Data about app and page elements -
========

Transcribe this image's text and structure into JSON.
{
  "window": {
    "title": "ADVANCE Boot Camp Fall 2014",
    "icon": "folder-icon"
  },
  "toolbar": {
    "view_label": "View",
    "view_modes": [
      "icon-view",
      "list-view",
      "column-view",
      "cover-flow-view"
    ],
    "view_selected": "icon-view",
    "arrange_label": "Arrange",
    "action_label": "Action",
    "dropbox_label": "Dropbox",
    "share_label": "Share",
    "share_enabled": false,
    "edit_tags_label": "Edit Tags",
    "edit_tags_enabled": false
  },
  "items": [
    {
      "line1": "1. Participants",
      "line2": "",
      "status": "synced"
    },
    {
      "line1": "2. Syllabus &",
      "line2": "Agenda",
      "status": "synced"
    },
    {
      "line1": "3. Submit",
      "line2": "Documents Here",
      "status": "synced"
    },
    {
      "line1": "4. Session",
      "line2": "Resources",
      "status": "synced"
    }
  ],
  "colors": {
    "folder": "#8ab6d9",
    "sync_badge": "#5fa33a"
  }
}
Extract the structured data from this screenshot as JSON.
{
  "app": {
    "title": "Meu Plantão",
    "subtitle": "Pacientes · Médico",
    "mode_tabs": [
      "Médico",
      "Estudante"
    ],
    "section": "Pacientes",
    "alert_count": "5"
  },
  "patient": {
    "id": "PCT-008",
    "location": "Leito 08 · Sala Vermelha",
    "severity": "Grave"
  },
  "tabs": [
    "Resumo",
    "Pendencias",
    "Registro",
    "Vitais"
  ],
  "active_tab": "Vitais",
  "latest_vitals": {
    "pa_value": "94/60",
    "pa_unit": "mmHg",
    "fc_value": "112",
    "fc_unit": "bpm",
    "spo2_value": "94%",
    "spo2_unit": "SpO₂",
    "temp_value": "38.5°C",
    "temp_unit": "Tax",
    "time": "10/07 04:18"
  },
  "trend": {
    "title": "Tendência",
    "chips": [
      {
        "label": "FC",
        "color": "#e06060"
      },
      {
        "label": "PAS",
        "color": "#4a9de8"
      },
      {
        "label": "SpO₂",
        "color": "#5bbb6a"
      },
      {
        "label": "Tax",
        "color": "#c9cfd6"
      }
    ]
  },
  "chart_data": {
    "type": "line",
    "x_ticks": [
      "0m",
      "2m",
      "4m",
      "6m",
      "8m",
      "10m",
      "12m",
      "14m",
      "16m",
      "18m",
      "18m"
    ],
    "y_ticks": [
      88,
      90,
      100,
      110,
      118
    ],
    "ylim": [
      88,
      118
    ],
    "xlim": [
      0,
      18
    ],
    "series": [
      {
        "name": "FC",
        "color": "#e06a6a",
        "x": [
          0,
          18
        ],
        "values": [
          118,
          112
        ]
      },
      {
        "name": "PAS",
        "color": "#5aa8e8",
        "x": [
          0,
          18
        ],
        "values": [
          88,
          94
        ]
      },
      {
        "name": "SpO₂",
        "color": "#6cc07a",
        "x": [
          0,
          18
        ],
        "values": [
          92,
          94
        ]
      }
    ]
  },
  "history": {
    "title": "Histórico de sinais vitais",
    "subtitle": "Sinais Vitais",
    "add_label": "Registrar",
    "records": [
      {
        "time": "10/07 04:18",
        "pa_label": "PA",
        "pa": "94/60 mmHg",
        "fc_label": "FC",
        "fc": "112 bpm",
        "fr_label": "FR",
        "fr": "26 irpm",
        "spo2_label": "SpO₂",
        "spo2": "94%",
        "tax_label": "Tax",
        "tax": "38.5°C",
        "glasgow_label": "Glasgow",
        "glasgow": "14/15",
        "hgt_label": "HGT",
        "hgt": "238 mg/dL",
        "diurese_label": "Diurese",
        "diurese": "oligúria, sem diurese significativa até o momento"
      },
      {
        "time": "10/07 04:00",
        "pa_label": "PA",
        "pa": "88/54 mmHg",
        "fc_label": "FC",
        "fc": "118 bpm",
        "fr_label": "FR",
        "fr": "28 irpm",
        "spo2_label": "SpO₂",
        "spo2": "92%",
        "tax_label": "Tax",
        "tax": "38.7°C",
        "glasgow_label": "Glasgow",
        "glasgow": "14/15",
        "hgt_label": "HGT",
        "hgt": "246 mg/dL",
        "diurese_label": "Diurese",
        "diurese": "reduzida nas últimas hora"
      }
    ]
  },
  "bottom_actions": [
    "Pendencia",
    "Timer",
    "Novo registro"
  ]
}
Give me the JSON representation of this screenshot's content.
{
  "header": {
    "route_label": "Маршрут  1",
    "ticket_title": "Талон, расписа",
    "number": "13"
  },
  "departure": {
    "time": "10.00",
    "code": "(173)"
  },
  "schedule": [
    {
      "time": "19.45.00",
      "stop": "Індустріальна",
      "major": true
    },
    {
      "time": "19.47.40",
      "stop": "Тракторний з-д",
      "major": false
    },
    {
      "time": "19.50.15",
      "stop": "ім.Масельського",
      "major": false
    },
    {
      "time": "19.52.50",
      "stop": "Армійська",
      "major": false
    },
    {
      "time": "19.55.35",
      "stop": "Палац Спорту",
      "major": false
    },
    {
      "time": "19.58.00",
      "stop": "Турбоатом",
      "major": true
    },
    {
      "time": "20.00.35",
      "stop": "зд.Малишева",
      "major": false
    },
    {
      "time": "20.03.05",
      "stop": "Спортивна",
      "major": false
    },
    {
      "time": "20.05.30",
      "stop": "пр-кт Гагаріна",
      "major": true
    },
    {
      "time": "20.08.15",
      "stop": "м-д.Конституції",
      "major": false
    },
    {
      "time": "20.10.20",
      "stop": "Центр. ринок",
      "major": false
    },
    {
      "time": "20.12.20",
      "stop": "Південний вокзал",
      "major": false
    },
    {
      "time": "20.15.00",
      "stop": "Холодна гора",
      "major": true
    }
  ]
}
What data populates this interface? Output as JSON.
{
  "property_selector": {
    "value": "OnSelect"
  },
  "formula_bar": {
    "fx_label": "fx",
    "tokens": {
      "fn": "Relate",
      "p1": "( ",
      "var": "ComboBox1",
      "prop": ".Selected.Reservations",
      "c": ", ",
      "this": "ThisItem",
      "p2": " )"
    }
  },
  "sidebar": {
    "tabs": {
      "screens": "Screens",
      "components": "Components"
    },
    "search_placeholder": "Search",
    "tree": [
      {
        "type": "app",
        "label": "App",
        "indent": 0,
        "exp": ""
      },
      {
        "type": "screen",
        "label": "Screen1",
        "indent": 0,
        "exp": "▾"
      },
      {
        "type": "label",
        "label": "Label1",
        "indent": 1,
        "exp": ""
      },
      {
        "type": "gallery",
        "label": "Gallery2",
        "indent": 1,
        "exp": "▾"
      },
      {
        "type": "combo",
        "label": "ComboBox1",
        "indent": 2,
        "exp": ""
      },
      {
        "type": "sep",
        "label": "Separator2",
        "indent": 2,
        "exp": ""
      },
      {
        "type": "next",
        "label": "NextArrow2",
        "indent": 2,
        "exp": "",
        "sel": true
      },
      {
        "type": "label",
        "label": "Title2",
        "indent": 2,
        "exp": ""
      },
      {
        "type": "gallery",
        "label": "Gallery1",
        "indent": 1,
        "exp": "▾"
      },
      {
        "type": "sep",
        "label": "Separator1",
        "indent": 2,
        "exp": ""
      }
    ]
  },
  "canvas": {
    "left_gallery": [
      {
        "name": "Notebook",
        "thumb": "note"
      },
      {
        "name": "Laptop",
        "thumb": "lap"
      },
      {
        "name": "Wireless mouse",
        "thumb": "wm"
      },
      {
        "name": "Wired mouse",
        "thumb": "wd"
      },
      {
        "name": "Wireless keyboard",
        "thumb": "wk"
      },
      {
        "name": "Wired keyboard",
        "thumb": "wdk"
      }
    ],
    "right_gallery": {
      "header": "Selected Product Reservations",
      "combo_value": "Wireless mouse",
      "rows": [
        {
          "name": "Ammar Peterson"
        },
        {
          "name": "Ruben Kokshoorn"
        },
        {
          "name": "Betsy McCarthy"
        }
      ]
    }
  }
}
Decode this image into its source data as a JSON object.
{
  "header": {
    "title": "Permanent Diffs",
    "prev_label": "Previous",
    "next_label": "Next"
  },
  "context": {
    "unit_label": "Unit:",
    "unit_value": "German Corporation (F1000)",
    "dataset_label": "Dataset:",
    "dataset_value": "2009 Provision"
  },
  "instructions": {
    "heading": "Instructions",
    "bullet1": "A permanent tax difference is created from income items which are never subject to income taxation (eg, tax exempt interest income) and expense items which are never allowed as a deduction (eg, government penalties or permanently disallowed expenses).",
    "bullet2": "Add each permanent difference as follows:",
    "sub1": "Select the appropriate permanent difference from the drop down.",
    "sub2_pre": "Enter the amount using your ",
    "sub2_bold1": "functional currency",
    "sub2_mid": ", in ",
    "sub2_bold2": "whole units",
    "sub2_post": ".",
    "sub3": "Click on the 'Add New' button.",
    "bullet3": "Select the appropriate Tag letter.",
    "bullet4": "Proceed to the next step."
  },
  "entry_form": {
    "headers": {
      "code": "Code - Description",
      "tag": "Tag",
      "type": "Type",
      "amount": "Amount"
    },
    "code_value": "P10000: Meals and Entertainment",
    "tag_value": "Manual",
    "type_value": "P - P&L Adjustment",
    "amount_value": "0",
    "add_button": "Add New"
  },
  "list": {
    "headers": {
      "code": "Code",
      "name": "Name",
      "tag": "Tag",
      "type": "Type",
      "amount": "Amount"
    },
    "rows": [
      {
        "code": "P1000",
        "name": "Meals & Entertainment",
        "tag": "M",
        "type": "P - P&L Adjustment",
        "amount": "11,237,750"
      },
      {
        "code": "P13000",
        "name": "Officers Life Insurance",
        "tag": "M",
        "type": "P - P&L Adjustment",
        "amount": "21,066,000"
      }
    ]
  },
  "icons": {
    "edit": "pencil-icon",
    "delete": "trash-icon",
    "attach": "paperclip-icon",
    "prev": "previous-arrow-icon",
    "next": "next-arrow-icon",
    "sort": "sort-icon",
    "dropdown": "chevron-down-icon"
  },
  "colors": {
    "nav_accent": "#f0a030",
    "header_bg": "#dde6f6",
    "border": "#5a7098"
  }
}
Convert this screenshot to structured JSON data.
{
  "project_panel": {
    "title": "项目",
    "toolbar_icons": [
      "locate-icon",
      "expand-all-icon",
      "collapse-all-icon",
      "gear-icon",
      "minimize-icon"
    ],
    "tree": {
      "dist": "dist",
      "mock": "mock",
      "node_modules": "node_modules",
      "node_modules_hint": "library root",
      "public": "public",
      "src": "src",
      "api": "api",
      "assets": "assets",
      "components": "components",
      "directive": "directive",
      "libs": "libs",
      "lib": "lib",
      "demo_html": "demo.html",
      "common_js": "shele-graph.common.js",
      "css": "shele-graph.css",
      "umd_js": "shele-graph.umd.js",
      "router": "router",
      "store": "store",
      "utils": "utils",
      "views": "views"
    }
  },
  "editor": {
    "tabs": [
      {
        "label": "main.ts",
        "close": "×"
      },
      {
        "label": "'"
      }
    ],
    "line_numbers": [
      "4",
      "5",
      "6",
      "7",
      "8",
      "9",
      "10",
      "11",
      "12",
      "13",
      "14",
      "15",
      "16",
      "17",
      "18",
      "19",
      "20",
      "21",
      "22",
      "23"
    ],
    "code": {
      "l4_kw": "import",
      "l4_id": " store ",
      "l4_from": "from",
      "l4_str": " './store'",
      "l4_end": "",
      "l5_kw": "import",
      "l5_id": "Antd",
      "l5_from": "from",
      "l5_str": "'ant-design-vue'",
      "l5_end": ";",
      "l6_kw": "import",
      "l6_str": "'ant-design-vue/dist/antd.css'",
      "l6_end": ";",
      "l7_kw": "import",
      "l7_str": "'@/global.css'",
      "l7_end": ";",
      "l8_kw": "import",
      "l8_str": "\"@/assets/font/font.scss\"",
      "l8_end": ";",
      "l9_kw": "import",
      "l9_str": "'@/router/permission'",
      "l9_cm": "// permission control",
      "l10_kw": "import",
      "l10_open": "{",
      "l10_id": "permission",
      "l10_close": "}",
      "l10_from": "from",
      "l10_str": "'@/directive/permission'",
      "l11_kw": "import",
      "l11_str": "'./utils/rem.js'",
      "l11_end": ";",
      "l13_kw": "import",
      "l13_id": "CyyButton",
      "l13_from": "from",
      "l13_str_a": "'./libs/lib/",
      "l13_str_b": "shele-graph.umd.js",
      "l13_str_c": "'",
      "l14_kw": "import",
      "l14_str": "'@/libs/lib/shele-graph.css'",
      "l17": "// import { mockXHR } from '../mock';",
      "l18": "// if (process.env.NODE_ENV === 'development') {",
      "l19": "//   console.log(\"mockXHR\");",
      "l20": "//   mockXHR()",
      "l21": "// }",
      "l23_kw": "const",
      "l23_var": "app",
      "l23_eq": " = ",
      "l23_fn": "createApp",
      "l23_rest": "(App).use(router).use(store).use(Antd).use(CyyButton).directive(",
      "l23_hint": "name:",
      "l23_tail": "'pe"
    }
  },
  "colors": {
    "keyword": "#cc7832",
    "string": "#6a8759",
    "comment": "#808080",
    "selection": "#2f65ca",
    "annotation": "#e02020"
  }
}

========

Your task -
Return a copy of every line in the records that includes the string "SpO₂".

Output of the exercise -
    "spo2_unit": "SpO₂",
        "label": "SpO₂",
        "name": "SpO₂",
        "spo2_label": "SpO₂",
        "spo2_label": "SpO₂",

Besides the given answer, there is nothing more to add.